- However, nuance has emerged in other crypto-related cases heard in the country’s courts. A district court in Shanghai stated last week that although Bitcoin was not a currency, it had the attributes of a virtual commodity, given its exchangeability, excludability and availability. In 2019, the Hangzhou Internet Court also recognized Bitcoin as legal virtual internet property that deserved to be treated in the same way as other assets.
Forkast.Insights | What does it mean?
China has been busily preparing the launch of its digital yuan, known as e-CNY, and its ambition to let nothing stand in the way of that plan has led to an all-out attack on crypto mining and trading, alongside stringent legislation regulating cryptocurrency.
The digital yuan appears to be part of a push to challenge the hegemony of the U.S. dollar, a challenge that may have blinded Beijing to the potential benefits of cryptocurrency to its own economy and the future of finance.
China’s distrust of cryptocurrency is also reflective of its current turn toward economic policies designed to clip the wings of private enterprise. Beijing is cracking down on the country’s big tech firms, tanking Chinese stocks in the process. Major shifts in how the state and the private sector interact could have consequences for China’s position in the global economy.
Beijing’s clampdown on cryptocurrency is not comparable to any other. Chinese authorities have imposed bans on banks and financial institutions providing crypto services, and have shut down all crypto mining in the country. Authorities in other countries have tried to ban crypto, such as India’s central bank, which attempted to prohibit finance industry businesses from dealing with crypto, only to be overturned by the nation’s top court.

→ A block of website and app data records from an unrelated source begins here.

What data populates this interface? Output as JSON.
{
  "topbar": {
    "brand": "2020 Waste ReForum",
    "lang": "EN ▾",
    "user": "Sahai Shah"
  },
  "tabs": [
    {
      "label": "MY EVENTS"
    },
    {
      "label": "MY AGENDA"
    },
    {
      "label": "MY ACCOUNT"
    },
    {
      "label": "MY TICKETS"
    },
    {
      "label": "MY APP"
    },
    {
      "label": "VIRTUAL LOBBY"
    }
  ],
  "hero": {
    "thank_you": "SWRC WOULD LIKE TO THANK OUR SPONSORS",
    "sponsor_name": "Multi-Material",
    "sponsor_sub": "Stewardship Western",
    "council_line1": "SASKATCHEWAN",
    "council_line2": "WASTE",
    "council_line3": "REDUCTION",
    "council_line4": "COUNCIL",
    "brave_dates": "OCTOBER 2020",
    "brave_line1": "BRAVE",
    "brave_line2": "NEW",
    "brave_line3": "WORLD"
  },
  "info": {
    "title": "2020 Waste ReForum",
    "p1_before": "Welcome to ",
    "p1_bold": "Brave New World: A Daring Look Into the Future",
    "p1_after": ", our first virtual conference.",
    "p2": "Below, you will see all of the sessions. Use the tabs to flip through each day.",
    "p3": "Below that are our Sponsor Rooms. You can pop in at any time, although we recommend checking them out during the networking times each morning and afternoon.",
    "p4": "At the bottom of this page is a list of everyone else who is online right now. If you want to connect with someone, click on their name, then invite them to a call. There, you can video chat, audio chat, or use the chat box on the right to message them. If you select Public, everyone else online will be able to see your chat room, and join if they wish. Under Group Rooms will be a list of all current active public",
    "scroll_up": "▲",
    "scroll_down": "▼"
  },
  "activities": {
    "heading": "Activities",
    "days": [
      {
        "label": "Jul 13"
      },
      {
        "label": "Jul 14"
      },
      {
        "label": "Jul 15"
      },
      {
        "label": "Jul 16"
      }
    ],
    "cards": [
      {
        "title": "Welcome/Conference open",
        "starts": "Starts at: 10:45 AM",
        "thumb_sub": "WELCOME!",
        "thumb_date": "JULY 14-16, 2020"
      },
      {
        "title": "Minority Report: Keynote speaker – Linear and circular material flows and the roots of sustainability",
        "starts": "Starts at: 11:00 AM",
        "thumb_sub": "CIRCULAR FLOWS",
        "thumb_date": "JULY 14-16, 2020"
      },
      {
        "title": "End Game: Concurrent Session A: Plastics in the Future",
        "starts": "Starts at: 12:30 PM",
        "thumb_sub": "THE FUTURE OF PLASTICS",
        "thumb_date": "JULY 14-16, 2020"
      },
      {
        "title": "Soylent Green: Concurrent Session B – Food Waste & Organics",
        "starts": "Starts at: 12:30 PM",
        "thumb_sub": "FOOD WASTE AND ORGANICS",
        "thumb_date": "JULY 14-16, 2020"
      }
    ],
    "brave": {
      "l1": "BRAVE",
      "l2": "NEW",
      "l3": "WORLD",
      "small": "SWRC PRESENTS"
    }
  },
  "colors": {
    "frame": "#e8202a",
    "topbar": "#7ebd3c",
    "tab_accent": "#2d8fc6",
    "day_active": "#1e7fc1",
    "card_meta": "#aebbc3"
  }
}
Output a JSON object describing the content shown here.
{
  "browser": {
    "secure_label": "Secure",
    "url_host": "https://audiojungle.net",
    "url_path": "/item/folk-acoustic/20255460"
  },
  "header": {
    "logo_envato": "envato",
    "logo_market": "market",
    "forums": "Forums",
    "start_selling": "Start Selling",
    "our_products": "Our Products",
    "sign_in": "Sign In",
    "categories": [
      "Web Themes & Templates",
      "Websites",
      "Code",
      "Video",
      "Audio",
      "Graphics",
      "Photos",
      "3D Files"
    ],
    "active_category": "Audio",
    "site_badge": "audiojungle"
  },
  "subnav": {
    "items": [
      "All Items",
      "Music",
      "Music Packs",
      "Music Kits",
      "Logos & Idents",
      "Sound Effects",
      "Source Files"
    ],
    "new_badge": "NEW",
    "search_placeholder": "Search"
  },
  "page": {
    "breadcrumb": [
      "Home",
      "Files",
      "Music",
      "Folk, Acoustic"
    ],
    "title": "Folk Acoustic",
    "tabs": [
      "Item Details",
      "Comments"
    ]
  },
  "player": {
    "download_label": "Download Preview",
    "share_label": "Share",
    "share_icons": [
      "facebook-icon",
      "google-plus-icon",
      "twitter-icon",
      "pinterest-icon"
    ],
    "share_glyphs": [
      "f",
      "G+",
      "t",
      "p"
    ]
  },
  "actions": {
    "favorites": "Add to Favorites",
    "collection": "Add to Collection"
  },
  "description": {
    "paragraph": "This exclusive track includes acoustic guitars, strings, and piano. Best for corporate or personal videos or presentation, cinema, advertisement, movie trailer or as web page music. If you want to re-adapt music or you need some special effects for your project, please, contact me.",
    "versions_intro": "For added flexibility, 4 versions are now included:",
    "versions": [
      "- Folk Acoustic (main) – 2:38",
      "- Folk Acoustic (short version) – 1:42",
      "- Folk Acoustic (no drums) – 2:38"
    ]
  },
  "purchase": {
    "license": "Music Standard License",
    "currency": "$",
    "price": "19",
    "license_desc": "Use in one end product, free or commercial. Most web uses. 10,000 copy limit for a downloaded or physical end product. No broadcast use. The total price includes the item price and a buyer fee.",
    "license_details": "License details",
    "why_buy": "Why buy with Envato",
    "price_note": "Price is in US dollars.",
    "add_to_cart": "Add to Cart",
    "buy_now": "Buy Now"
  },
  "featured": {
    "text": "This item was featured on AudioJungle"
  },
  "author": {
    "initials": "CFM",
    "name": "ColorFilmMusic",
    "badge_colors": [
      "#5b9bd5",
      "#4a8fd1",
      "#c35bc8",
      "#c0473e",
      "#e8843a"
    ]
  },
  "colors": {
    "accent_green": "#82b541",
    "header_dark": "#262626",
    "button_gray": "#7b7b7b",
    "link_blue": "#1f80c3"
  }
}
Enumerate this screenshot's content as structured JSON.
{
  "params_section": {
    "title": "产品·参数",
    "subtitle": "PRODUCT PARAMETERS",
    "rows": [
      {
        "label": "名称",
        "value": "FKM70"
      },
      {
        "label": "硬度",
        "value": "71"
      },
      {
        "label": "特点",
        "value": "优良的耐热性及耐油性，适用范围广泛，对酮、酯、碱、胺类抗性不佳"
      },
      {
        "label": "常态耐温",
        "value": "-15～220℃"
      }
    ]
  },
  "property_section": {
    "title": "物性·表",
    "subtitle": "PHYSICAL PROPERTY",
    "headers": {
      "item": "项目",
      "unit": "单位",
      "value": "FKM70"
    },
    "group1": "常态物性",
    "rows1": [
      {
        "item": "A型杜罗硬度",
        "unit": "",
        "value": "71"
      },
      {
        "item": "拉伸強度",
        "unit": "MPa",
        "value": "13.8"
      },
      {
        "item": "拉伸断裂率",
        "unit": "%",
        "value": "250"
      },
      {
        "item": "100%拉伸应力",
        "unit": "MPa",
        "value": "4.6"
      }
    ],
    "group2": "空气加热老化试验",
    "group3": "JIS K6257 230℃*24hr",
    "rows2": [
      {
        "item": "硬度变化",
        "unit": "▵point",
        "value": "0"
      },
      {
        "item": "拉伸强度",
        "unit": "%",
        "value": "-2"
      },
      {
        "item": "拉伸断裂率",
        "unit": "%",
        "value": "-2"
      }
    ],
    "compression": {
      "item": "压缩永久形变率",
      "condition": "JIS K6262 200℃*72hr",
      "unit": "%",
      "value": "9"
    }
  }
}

Beijing’s cudgeling of the crypto sector may cut the country off from the rapidly growing digital asset sector, and its crackdown on Big Tech could hinder innovation and entrepreneurship. Chinese investors would also be locked out of a paradigm shift in wealth creation. But Beijing may take comfort in the fact that they will have e-CNY, which offers a new means by which it can exert control over the economy and track more closely its people’s transactions, spending and financial movements.